Intracardiac injection

From Wikipedia, the free encyclopedia
Jump to: navigation, search

Intracardiac injections are injections that are given directly into the heart muscles or ventricles. They are used in emergencies.[1]

Procedure[edit]

Intracardiac injections of drugs was generally used only to provide emergency drugs to a patient if other approaches would be ineffective; for example if drugs could not be administered intravenously due to individual circumstances. The procedure is performed by inserting a long spinal needle into the ventricular chamber. The needle is inserted in the fourth intercostal space between the ribs.[2] Today it is considered obsolete, and other routes to give drugs are preferred (i.e. via an endotracheal tube or intraosseus (direct in the bone))

Uses[edit]

Complications[edit]

The two primary complications are injury to the coronary artery and haemorrhage within the pericardium, or tamponade (constriction of the cardiac blood vessels). The probability of complications can be reduced by using a narrow gauge of needle.[2]

Popular Culture[edit]

Intracardiac injection has appeared several times in the media, although artistic liberties surrounding the procedure are common. In a famous scene in the film Pulp Fiction, it is used to deliver a dose of adrenaline into Mia Wallace's (Uma Thurman) heart after she overdoses on heroin. It also appears in The Rock, as Stanley Goodspeed (Nicolas Cage) injects a life-saving dose of atropine after inhaling VX nerve gas.

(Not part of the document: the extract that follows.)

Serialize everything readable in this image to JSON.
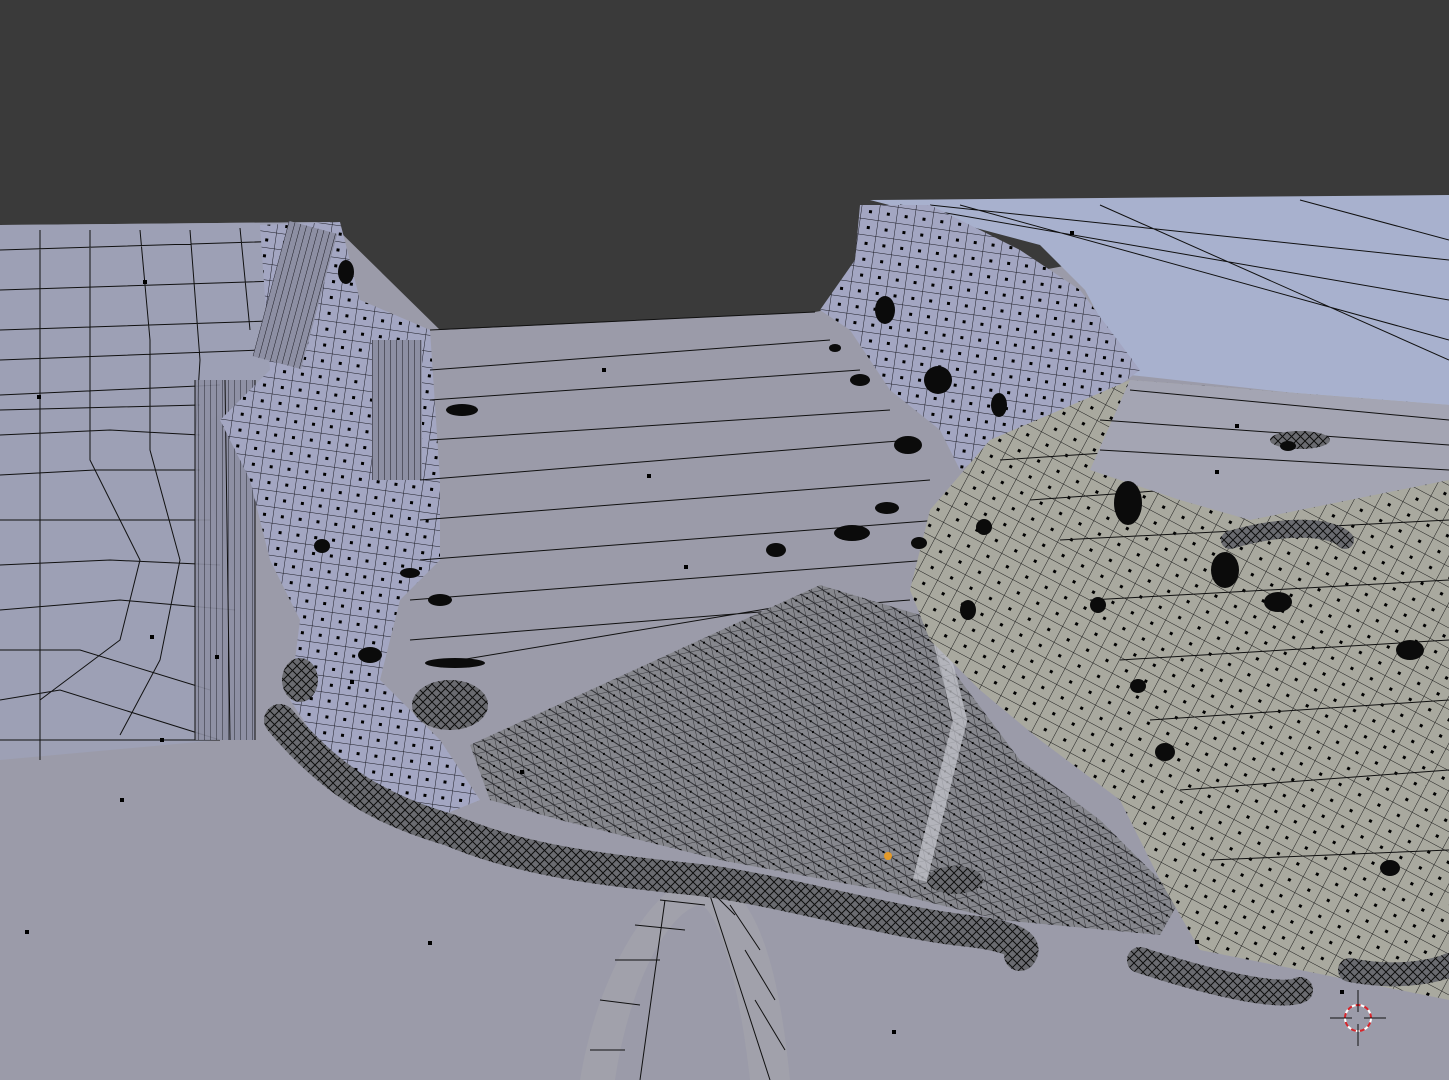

In the television series "Firefly", Zoe (Gina Torres) receives an adrenaline shot to the heart in order to revive her after she is gravely injured in an explosion.

References[edit]

  1. ^ Eldor, J (September 1993). "Immediate intracardiac adrenaline injection in asystole". Lancet 342 (8873): 738–739. doi:10.1016/0140-6736(93)91729-6. PMID 8103835. 
  2. ^ a b Robert Simon, Barry Brenner (2002). Emergency procedures and techniques. p. 172. ISBN 978-0-7817-2699-3.